95 pages 3 hours read

Roxanne Dunbar-Ortiz, Jean Mendoza, Debbie Reese

An Indigenous Peoples' History of the United States for Young People

Nonfiction | Book | YA | Published in 2019

A modern alternative to SparkNotes and CliffsNotes, SuperSummary offers high-quality Study Guides with detailed chapter summaries and analysis of major themes, characters, and more. For select classroom titles, we also provide Teaching Guides with discussion and quiz questions to prompt student engagement.


Use this activity to engage all types of learners, while requiring that they refer to and incorporate details from the text over the course of the activity.
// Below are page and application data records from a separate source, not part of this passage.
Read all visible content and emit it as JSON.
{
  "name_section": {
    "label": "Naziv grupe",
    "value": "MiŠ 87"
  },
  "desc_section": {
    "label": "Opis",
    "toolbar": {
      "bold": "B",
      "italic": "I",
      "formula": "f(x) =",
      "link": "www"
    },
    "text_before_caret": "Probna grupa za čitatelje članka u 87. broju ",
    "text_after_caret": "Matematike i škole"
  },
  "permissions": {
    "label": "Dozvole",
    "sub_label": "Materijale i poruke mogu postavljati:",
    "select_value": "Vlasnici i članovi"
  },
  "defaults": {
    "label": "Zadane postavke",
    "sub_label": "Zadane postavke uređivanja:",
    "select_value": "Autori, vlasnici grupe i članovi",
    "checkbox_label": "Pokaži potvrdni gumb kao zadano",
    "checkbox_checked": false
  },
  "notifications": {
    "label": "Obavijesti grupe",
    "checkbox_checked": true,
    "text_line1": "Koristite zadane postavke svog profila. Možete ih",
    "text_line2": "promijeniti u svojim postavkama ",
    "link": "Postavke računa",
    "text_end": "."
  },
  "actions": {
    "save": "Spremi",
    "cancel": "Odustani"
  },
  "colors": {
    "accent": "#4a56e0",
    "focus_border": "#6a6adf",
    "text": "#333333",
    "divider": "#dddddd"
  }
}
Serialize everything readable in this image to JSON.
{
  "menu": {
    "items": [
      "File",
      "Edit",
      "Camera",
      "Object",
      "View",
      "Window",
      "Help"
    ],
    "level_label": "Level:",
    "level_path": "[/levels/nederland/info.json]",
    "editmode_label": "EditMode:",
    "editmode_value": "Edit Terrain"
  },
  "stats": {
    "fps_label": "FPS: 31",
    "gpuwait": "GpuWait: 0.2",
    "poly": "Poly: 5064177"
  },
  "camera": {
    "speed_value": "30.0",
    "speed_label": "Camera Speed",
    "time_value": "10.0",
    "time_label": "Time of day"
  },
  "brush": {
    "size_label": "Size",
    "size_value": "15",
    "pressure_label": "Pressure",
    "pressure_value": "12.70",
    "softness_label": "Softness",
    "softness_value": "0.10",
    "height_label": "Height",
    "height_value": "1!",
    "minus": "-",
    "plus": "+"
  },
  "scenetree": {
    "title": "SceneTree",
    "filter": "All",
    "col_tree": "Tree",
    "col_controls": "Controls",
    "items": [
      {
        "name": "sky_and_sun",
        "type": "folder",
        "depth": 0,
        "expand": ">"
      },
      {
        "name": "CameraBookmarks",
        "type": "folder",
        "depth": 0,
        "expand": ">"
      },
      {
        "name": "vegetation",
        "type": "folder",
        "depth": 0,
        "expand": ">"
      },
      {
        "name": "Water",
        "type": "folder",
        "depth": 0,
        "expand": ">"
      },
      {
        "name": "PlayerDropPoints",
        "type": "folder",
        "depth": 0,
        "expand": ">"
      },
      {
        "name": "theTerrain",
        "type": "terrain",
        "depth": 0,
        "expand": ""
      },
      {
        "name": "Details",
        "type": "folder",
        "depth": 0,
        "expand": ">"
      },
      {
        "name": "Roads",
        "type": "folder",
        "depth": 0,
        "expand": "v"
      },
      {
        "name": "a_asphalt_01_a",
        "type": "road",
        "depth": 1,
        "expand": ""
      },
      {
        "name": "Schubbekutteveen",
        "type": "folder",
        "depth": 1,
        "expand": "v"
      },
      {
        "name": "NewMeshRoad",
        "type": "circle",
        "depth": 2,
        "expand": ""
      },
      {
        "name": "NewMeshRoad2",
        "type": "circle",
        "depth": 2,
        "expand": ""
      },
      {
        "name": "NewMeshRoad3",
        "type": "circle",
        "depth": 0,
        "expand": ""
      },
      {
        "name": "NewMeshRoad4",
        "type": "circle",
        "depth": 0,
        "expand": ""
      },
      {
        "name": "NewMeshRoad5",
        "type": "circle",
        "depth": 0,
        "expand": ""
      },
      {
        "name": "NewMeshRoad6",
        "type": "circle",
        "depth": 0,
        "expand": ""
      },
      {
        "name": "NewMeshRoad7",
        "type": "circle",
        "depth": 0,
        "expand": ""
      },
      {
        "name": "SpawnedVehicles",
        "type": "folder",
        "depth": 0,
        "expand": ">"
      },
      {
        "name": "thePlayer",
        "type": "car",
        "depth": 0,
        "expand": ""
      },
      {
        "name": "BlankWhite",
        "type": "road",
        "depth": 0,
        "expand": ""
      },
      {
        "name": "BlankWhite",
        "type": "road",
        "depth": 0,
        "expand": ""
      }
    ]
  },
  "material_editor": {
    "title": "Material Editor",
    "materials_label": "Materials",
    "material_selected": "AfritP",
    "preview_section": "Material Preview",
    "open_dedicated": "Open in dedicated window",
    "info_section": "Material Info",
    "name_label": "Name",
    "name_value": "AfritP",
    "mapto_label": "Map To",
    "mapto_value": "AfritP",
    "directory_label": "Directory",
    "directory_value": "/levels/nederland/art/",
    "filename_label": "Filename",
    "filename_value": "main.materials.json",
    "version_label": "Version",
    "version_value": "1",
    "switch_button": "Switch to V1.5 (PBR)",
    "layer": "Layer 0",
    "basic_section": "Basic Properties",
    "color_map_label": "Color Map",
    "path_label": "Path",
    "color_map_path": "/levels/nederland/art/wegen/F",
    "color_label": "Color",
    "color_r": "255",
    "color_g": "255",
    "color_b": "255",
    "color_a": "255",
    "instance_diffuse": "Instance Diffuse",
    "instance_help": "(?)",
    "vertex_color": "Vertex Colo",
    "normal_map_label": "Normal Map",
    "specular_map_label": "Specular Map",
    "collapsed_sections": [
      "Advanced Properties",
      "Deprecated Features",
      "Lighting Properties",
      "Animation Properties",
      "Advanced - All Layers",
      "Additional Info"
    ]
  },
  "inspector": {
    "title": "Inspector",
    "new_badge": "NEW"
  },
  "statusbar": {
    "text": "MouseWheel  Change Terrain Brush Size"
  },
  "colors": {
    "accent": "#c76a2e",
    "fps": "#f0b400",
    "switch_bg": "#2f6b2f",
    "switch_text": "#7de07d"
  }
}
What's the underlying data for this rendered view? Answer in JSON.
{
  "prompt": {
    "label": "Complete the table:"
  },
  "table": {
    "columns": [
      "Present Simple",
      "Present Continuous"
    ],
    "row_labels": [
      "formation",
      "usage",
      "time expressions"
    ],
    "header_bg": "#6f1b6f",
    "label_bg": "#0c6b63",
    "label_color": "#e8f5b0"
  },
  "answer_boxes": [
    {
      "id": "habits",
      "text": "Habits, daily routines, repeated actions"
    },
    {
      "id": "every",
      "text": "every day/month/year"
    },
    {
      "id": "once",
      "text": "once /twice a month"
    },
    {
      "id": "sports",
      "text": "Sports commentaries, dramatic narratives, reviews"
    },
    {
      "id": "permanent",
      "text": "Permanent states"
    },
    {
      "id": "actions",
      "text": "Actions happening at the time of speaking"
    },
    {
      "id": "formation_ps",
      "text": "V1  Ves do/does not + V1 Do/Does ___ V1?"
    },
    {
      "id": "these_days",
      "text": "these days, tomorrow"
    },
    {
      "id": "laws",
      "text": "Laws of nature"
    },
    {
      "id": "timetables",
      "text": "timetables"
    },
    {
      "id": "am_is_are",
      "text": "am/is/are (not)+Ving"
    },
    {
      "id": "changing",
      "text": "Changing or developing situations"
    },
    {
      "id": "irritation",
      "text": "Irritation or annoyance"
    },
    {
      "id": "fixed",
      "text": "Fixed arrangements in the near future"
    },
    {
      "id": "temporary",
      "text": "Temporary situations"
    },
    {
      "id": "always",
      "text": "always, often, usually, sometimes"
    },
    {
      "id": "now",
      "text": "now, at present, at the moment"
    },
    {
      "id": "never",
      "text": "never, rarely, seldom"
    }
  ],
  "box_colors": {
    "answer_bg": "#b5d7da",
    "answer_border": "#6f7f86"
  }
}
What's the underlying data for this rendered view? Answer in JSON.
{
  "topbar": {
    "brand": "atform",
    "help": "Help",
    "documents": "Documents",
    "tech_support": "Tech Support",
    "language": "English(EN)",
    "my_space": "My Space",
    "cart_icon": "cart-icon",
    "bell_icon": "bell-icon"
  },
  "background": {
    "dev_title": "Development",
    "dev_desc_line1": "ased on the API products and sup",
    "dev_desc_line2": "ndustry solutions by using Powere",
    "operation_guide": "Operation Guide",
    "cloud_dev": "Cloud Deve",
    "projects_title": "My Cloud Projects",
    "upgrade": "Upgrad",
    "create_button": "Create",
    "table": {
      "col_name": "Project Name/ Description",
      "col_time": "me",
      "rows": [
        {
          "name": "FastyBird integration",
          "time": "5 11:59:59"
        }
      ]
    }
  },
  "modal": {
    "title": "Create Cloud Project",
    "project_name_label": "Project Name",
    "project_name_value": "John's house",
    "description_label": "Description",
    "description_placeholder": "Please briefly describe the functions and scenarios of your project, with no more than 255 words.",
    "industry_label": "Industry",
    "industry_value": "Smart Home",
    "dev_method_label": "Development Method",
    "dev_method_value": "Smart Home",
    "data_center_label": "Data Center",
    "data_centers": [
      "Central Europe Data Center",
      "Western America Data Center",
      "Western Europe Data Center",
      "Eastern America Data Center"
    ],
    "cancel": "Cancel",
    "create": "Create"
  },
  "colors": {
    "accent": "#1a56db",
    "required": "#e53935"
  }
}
An Indigenous People’s History of . . . Your Own Backyard

Native Land Digital is an initiative that strives to “create and foster conversations about the history of colonialism, Indigenous ways of knowing, and settler-Indigenous relations, through educational resources such as our map and Territory Acknowledgement Guide.” One major resource this site offers is the Native Land Mapping tool, which shows the original Indigenous territories, treaties, and language of any given location.  Using the Native Land Mapping tool (found here), conduct a classroom-wide research project of the location in which you live.

  • Enter your school’s address into the search bar. What are the Indigenous territories on which your school sits?
  • Toggle the switches above the search bar to also view the languages and treaties that might affect the area surrounding the school.
  • Zoom out on the map to view not just your city, but your general region. What are the territories, languages, and treaties that affect the broader region of your school?

Break into small groups (3-5 students each) and create posters or other visual aids that not only list the basic facts of the Indigenous tribes that once occupied your location, but also tell the larger story of what happened to that tribe in modern times.